Patient: I don’t usually lie, but it is expected.
The old joke about the “funny partner” is not funny, primarily if it refers to your long-term partner. It gets ancient to be the one who initiates sexual activity. It is easy to feel unloved if you ask and are not asked.
This is the usual defense of the passive partner in couples therapy when it comes to this topic. Who would?
The male is likelier to be the aggressor in heterosexual couples, perhaps because of his higher libido. However, this is not always the case. Women with high libidos have men with low libidos and women with higher libidos. Sometimes they even get married. There are also same-sex couples whose sexual libidos often are not compatible. It combines an unequal desire for sex, a lack of libido, and a willingness to take on the risk of initiating. What can be done?
If you are a regular initiator of sex
It’s time to be the initiator and not complain to your partner if you’re constantly doing it. You might say, “I initiate sex between you most of the time.” It would be nice if you did it occasionally. What would you find the easiest? Perhaps you could show me that you are interested in taking a shower before I go to bed or giving me a massage. Would you consider doing that for me?
Expect to be told why she/he cannot or is difficult. These may not be valid excuses to act out of one’s comfort zone. Some people are sensitive to arousal but don’t respond spontaneously to it unless stimulated.
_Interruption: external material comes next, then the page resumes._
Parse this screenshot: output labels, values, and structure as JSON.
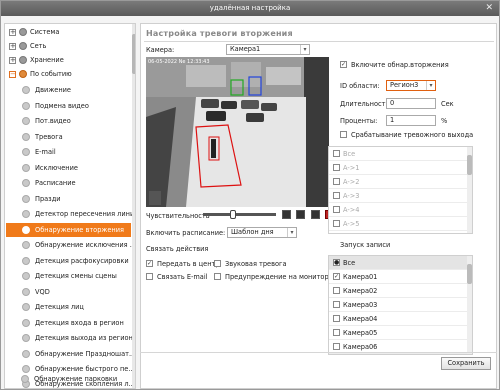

If this is the case, you can ask your partner to compliment you and tell you that you are loved more often.
If your partner is the one who initiates sex,
Are you open to making some changes if you’re the passive partner? It doesn’t matter if your partner has never raised the issue. Ask or, better yet, have a good talk with your partner and make the clear move in a way you can both appreciate. For example, offer a more passionate kiss, let your touch be more sensual or invite them to share a bath, shower, or massage.
Your partner will most likely talk about your unusual behavior. Discuss it. Was it something she or he liked? Was it uncomfortable for you both? Is it worth repeating?
You will be able to have more open conversations about how you feel about sex change and how you feel about it. This will lead to deeper relationships and self-disclosure.